* [HOW TO COMPLETE THIS TASK] Below are some entries; reproduce them exactly and leave every picture out.

------------

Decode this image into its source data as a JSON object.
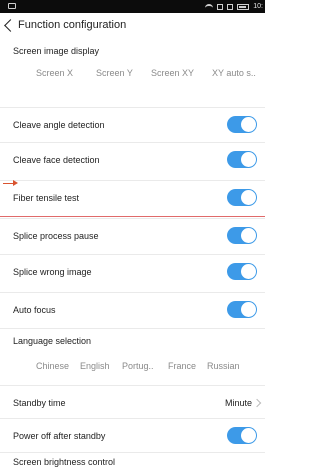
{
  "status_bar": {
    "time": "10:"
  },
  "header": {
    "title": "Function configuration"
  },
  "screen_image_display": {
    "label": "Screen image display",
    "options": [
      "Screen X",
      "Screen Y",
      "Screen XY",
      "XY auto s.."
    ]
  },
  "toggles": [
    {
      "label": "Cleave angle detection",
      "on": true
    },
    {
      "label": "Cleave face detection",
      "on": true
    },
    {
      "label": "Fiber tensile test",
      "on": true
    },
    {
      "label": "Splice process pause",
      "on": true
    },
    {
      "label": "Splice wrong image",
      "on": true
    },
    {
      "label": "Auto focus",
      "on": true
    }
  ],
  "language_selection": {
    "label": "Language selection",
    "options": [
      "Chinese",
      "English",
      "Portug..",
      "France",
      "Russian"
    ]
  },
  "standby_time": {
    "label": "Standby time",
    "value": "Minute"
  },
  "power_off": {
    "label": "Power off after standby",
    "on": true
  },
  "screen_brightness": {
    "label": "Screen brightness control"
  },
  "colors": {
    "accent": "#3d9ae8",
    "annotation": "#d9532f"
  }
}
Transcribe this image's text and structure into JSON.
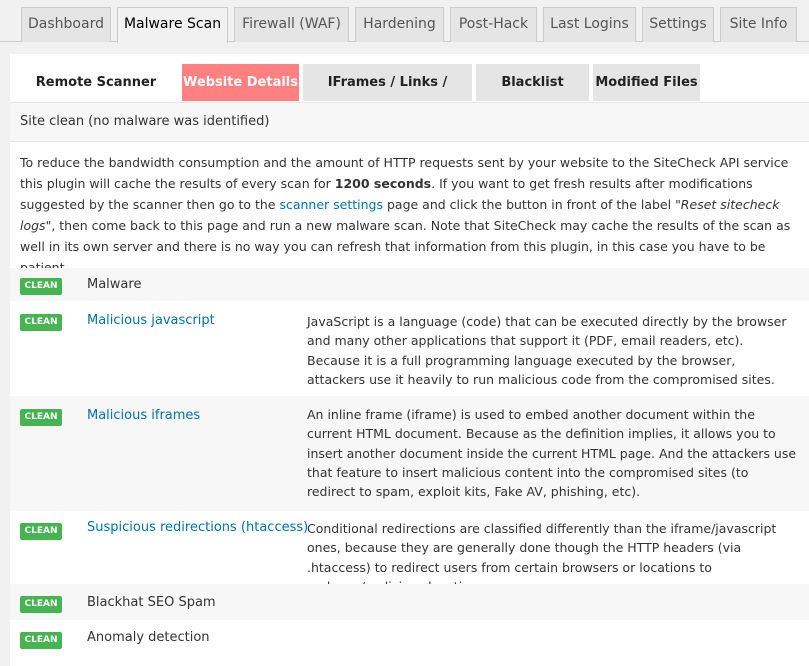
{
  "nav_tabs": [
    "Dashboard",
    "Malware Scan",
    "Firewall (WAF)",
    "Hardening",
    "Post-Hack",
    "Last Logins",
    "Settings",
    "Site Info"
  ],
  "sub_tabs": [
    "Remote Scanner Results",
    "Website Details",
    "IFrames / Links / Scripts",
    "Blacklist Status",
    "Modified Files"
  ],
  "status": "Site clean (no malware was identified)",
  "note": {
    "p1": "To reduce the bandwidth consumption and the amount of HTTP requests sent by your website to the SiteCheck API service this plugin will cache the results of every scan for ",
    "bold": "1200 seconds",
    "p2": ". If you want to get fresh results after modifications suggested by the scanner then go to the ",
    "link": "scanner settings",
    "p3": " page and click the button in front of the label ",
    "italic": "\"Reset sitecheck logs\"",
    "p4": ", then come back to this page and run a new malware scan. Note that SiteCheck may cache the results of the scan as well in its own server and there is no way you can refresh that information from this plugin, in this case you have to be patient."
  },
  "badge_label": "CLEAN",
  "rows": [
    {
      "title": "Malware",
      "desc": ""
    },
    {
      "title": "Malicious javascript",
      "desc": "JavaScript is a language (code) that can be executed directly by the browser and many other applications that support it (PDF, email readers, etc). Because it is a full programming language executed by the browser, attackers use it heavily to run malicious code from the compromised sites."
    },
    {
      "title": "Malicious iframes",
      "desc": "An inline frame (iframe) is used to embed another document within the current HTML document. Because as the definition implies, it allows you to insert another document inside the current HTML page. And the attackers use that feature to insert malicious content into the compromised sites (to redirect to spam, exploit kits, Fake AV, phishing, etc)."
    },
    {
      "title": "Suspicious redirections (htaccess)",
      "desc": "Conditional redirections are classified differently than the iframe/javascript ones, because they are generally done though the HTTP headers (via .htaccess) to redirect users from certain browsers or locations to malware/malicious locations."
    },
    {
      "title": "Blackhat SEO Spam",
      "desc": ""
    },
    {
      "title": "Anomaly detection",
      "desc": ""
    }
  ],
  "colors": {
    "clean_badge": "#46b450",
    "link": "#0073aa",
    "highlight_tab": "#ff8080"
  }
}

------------

* [RESPONSE TO THE TASK]
Decode this image into its source data as a JSON object.
{
  "status_bar": {
    "time": "10:"
  },
  "header": {
    "title": "Function configuration"
  },
  "screen_image_display": {
    "label": "Screen image display",
    "options": [
      "Screen X",
      "Screen Y",
      "Screen XY",
      "XY auto s.."
    ]
  },
  "toggles": [
    {
      "label": "Cleave angle detection",
      "on": true
    },
    {
      "label": "Cleave face detection",
      "on": true
    },
    {
      "label": "Fiber tensile test",
      "on": true
    },
    {
      "label": "Splice process pause",
      "on": true
    },
    {
      "label": "Splice wrong image",
      "on": true
    },
    {
      "label": "Auto focus",
      "on": true
    }
  ],
  "language_selection": {
    "label": "Language selection",
    "options": [
      "Chinese",
      "English",
      "Portug..",
      "France",
      "Russian"
    ]
  },
  "standby_time": {
    "label": "Standby time",
    "value": "Minute"
  },
  "power_off": {
    "label": "Power off after standby",
    "on": true
  },
  "screen_brightness": {
    "label": "Screen brightness control"
  },
  "colors": {
    "accent": "#3d9ae8",
    "annotation": "#d9532f"
  }
}
Transcribe this image's text and structure into JSON.
{
  "nav_tabs": [
    "Dashboard",
    "Malware Scan",
    "Firewall (WAF)",
    "Hardening",
    "Post-Hack",
    "Last Logins",
    "Settings",
    "Site Info"
  ],
  "sub_tabs": [
    "Remote Scanner Results",
    "Website Details",
    "IFrames / Links / Scripts",
    "Blacklist Status",
    "Modified Files"
  ],
  "status": "Site clean (no malware was identified)",
  "note": {
    "p1": "To reduce the bandwidth consumption and the amount of HTTP requests sent by your website to the SiteCheck API service this plugin will cache the results of every scan for ",
    "bold": "1200 seconds",
    "p2": ". If you want to get fresh results after modifications suggested by the scanner then go to the ",
    "link": "scanner settings",
    "p3": " page and click the button in front of the label ",
    "italic": "\"Reset sitecheck logs\"",
    "p4": ", then come back to this page and run a new malware scan. Note that SiteCheck may cache the results of the scan as well in its own server and there is no way you can refresh that information from this plugin, in this case you have to be patient."
  },
  "badge_label": "CLEAN",
  "rows": [
    {
      "title": "Malware",
      "desc": ""
    },
    {
      "title": "Malicious javascript",
      "desc": "JavaScript is a language (code) that can be executed directly by the browser and many other applications that support it (PDF, email readers, etc). Because it is a full programming language executed by the browser, attackers use it heavily to run malicious code from the compromised sites."
    },
    {
      "title": "Malicious iframes",
      "desc": "An inline frame (iframe) is used to embed another document within the current HTML document. Because as the definition implies, it allows you to insert another document inside the current HTML page. And the attackers use that feature to insert malicious content into the compromised sites (to redirect to spam, exploit kits, Fake AV, phishing, etc)."
    },
    {
      "title": "Suspicious redirections (htaccess)",
      "desc": "Conditional redirections are classified differently than the iframe/javascript ones, because they are generally done though the HTTP headers (via .htaccess) to redirect users from certain browsers or locations to malware/malicious locations."
    },
    {
      "title": "Blackhat SEO Spam",
      "desc": ""
    },
    {
      "title": "Anomaly detection",
      "desc": ""
    }
  ],
  "colors": {
    "clean_badge": "#46b450",
    "link": "#0073aa",
    "highlight_tab": "#ff8080"
  }
}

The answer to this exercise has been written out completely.